▶ _WHAT TO DO_
How many of the lines below include "object"? Give the number and no other words.

▶ _MATERIAL TO PROCESS_
——
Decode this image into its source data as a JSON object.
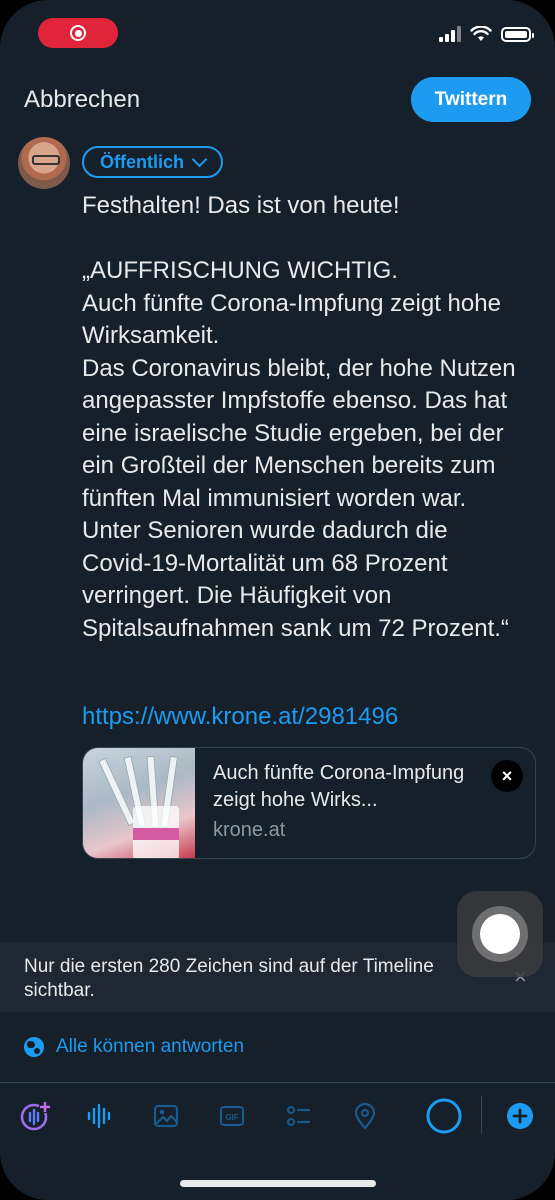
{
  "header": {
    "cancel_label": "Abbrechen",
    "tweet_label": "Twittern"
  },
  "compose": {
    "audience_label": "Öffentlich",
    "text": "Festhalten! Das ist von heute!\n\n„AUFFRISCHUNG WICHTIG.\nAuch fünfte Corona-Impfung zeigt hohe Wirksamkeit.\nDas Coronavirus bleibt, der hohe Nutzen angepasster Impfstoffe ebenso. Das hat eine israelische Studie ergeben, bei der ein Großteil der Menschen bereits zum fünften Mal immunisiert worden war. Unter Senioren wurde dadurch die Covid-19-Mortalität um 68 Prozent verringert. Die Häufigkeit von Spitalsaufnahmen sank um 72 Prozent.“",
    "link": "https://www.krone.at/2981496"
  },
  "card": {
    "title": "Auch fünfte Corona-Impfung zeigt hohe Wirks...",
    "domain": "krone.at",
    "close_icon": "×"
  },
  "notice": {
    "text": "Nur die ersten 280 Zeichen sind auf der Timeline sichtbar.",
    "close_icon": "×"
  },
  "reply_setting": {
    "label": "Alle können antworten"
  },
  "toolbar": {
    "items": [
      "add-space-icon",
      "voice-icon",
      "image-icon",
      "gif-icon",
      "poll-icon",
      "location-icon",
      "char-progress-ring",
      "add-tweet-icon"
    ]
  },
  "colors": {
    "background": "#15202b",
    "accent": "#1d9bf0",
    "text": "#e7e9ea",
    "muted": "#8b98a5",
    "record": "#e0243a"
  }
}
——
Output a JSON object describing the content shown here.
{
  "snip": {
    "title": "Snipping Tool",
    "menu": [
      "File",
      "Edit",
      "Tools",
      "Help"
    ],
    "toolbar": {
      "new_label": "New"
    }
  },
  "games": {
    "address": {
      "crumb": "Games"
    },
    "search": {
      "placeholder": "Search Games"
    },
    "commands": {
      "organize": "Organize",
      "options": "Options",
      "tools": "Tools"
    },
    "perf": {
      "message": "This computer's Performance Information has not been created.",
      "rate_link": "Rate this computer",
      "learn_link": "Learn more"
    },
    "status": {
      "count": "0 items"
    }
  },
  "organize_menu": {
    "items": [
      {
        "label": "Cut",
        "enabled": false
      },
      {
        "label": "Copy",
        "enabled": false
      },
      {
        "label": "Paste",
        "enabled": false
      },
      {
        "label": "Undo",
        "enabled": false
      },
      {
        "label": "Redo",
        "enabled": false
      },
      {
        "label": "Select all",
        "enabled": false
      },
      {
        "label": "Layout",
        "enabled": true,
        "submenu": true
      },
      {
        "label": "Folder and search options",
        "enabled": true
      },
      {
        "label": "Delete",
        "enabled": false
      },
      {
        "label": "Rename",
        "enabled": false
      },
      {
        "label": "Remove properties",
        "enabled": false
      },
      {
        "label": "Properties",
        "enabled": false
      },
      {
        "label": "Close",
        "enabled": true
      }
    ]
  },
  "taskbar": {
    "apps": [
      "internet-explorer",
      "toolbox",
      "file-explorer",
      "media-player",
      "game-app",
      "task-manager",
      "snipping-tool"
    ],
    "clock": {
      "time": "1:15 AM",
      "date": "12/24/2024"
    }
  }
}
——
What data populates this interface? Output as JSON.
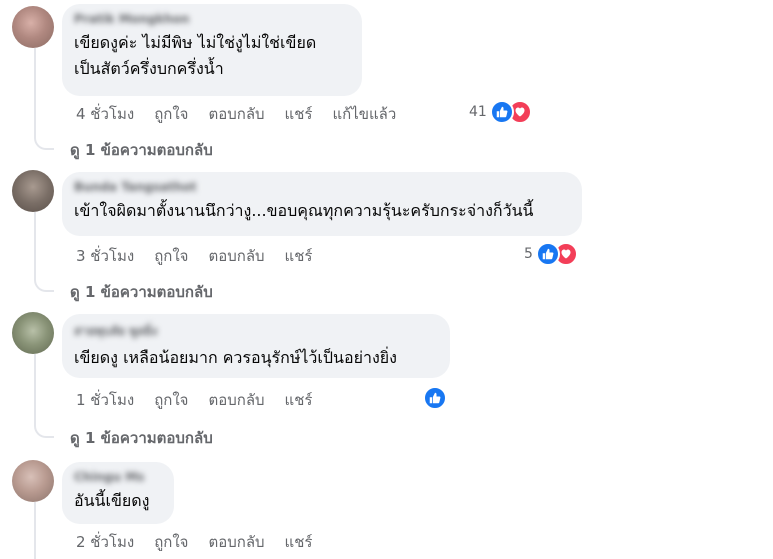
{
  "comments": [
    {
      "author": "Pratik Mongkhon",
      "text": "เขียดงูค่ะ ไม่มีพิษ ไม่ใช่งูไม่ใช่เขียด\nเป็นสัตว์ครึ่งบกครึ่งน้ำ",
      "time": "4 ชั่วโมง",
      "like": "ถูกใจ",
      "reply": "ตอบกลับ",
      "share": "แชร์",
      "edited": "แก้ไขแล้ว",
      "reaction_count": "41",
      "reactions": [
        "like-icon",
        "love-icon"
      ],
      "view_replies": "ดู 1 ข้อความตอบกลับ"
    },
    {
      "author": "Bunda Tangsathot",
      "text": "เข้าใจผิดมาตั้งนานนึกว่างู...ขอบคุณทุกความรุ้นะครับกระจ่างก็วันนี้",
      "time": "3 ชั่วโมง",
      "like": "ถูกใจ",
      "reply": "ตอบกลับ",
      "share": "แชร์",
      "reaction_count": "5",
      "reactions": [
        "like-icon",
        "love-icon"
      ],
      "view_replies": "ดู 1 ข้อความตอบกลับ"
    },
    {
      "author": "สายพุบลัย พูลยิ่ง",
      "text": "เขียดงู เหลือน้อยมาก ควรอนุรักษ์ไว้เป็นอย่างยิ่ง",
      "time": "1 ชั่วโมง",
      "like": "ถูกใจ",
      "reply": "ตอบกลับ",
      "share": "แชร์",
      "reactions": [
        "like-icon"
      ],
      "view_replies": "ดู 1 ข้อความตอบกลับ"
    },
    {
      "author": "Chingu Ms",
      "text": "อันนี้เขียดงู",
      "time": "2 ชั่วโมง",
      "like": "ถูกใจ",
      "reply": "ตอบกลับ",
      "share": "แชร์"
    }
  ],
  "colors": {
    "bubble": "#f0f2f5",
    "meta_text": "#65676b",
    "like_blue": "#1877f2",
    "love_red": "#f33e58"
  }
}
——
▶ _COMPLETED EXERCISE_
2